Of the themes to emerge during this year’s Cannes Film Festival — incest, dogs, neglected children — uncommonly strong women have been the most pervasive. This seems appropriate in a year where the jury is presided over by Jane Campion, the only woman to win a Palme d’Or in the history of the festival. As the festival opened, Campion accused the film industry of “inherent sexism.” Thierry Fremeux, who runs the festival, has by way of a rebuttal pointed out that one-fifth of the films in the official selection are by female directors, including two in competition.

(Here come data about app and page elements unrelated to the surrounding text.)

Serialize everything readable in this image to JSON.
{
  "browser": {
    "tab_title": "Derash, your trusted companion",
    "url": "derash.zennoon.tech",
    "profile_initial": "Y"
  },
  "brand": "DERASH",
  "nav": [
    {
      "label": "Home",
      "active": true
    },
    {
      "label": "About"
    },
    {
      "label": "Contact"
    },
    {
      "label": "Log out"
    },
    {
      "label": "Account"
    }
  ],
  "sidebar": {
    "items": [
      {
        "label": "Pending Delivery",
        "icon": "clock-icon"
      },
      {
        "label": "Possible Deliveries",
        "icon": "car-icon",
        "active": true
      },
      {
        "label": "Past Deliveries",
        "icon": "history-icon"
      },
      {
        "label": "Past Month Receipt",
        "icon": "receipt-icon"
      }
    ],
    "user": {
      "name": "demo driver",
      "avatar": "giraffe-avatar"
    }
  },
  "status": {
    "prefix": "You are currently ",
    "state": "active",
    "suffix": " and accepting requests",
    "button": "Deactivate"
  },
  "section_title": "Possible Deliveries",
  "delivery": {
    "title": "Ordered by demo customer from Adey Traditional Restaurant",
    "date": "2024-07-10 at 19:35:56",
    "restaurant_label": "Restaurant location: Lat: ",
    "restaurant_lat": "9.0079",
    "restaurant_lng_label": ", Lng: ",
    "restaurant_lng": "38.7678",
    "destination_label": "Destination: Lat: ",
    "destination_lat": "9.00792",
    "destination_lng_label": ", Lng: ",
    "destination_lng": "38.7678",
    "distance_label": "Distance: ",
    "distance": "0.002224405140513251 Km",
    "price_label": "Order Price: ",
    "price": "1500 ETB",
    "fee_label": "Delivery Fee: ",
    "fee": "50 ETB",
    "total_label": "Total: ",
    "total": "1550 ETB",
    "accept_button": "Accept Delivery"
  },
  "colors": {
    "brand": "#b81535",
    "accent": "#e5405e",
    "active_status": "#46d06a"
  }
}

But beyond films from the likes of Asia Argento, Alice Rohrwacher and Naomi Kawase, a surprising number of films this year are literally anchored by their tough, often-complex female protagonists. This holds true for Ronit Elkabetz as an Israeli woman fighting for a divorce in a rabbinical court in “Gett: The Trial of Viviane Amsalem” as well as Marion Cotillard as a working-class mother struggling to keep her job in “Two Days, One Night,” and Bérénice Bejo as an aid-worker trying to convince the UN of the humanitarian crisis in Chechnya during the Second Chechen War. By way of contrast, there haven’t been many memorable male characters or performances on offer — Timothy Spall and Steve Carell being notable exceptions.